## [WORK TASK]
Give the whole listing again, exactly as written.

## [INFORMATION SUPPLIED]
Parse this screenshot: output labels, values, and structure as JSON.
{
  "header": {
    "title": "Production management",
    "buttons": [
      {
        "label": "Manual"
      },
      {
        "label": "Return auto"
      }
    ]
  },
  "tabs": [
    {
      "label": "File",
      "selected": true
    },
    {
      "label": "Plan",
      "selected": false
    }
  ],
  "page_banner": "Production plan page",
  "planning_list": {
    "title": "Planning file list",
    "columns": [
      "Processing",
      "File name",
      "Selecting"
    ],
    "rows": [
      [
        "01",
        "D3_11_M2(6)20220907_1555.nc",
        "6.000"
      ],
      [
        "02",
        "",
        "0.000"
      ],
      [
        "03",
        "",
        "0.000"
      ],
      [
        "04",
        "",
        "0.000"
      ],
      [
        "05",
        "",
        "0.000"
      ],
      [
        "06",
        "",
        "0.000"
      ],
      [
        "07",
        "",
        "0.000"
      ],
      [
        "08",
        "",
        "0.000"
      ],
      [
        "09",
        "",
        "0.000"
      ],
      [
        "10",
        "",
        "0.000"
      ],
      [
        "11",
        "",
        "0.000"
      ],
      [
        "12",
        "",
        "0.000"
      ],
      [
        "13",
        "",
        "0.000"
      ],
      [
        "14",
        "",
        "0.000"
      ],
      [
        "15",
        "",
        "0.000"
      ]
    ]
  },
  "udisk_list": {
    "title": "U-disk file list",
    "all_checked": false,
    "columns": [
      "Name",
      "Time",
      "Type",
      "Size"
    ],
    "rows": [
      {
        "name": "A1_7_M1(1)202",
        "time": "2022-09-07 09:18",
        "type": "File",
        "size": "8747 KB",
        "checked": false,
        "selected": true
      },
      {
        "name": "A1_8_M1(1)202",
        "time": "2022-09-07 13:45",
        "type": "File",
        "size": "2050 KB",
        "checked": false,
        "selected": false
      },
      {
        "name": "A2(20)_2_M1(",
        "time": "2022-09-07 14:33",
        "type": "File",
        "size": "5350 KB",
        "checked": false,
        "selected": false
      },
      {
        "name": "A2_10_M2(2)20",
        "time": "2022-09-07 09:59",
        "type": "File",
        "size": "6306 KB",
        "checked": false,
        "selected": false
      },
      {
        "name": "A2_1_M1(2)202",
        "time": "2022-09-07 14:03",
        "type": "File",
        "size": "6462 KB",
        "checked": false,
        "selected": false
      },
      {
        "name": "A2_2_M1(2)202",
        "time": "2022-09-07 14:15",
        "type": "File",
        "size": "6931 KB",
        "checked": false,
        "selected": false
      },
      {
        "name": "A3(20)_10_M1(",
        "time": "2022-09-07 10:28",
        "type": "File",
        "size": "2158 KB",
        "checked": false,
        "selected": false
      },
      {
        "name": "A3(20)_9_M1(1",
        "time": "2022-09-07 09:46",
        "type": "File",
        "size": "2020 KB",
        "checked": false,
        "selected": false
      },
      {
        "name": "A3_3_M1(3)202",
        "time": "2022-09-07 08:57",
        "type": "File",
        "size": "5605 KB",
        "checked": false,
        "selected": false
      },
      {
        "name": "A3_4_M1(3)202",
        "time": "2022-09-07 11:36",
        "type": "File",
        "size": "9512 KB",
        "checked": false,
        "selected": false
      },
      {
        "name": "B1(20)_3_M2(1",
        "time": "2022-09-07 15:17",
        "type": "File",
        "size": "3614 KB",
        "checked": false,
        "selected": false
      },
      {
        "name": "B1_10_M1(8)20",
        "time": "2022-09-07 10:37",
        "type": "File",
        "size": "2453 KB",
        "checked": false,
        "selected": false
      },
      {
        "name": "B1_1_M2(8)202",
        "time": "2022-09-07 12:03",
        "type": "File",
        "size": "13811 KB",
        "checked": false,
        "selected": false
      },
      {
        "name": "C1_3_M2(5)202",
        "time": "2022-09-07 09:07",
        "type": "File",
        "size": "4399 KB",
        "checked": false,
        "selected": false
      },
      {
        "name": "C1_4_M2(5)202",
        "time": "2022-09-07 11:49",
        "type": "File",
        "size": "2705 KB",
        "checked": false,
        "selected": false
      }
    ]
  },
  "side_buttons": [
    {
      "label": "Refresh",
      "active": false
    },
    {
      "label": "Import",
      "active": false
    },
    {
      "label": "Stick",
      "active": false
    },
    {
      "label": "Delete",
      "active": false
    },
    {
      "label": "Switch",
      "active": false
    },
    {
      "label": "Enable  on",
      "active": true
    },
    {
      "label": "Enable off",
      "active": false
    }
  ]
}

## [ANSWER FOR THE TASK]
Parse this screenshot: output labels, values, and structure as JSON.
{
  "header": {
    "title": "Production management",
    "buttons": [
      {
        "label": "Manual"
      },
      {
        "label": "Return auto"
      }
    ]
  },
  "tabs": [
    {
      "label": "File",
      "selected": true
    },
    {
      "label": "Plan",
      "selected": false
    }
  ],
  "page_banner": "Production plan page",
  "planning_list": {
    "title": "Planning file list",
    "columns": [
      "Processing",
      "File name",
      "Selecting"
    ],
    "rows": [
      [
        "01",
        "D3_11_M2(6)20220907_1555.nc",
        "6.000"
      ],
      [
        "02",
        "",
        "0.000"
      ],
      [
        "03",
        "",
        "0.000"
      ],
      [
        "04",
        "",
        "0.000"
      ],
      [
        "05",
        "",
        "0.000"
      ],
      [
        "06",
        "",
        "0.000"
      ],
      [
        "07",
        "",
        "0.000"
      ],
      [
        "08",
        "",
        "0.000"
      ],
      [
        "09",
        "",
        "0.000"
      ],
      [
        "10",
        "",
        "0.000"
      ],
      [
        "11",
        "",
        "0.000"
      ],
      [
        "12",
        "",
        "0.000"
      ],
      [
        "13",
        "",
        "0.000"
      ],
      [
        "14",
        "",
        "0.000"
      ],
      [
        "15",
        "",
        "0.000"
      ]
    ]
  },
  "udisk_list": {
    "title": "U-disk file list",
    "all_checked": false,
    "columns": [
      "Name",
      "Time",
      "Type",
      "Size"
    ],
    "rows": [
      {
        "name": "A1_7_M1(1)202",
        "time": "2022-09-07 09:18",
        "type": "File",
        "size": "8747 KB",
        "checked": false,
        "selected": true
      },
      {
        "name": "A1_8_M1(1)202",
        "time": "2022-09-07 13:45",
        "type": "File",
        "size": "2050 KB",
        "checked": false,
        "selected": false
      },
      {
        "name": "A2(20)_2_M1(",
        "time": "2022-09-07 14:33",
        "type": "File",
        "size": "5350 KB",
        "checked": false,
        "selected": false
      },
      {
        "name": "A2_10_M2(2)20",
        "time": "2022-09-07 09:59",
        "type": "File",
        "size": "6306 KB",
        "checked": false,
        "selected": false
      },
      {
        "name": "A2_1_M1(2)202",
        "time": "2022-09-07 14:03",
        "type": "File",
        "size": "6462 KB",
        "checked": false,
        "selected": false
      },
      {
        "name": "A2_2_M1(2)202",
        "time": "2022-09-07 14:15",
        "type": "File",
        "size": "6931 KB",
        "checked": false,
        "selected": false
      },
      {
        "name": "A3(20)_10_M1(",
        "time": "2022-09-07 10:28",
        "type": "File",
        "size": "2158 KB",
        "checked": false,
        "selected": false
      },
      {
        "name": "A3(20)_9_M1(1",
        "time": "2022-09-07 09:46",
        "type": "File",
        "size": "2020 KB",
        "checked": false,
        "selected": false
      },
      {
        "name": "A3_3_M1(3)202",
        "time": "2022-09-07 08:57",
        "type": "File",
        "size": "5605 KB",
        "checked": false,
        "selected": false
      },
      {
        "name": "A3_4_M1(3)202",
        "time": "2022-09-07 11:36",
        "type": "File",
        "size": "9512 KB",
        "checked": false,
        "selected": false
      },
      {
        "name": "B1(20)_3_M2(1",
        "time": "2022-09-07 15:17",
        "type": "File",
        "size": "3614 KB",
        "checked": false,
        "selected": false
      },
      {
        "name": "B1_10_M1(8)20",
        "time": "2022-09-07 10:37",
        "type": "File",
        "size": "2453 KB",
        "checked": false,
        "selected": false
      },
      {
        "name": "B1_1_M2(8)202",
        "time": "2022-09-07 12:03",
        "type": "File",
        "size": "13811 KB",
        "checked": false,
        "selected": false
      },
      {
        "name": "C1_3_M2(5)202",
        "time": "2022-09-07 09:07",
        "type": "File",
        "size": "4399 KB",
        "checked": false,
        "selected": false
      },
      {
        "name": "C1_4_M2(5)202",
        "time": "2022-09-07 11:49",
        "type": "File",
        "size": "2705 KB",
        "checked": false,
        "selected": false
      }
    ]
  },
  "side_buttons": [
    {
      "label": "Refresh",
      "active": false
    },
    {
      "label": "Import",
      "active": false
    },
    {
      "label": "Stick",
      "active": false
    },
    {
      "label": "Delete",
      "active": false
    },
    {
      "label": "Switch",
      "active": false
    },
    {
      "label": "Enable  on",
      "active": true
    },
    {
      "label": "Enable off",
      "active": false
    }
  ]
}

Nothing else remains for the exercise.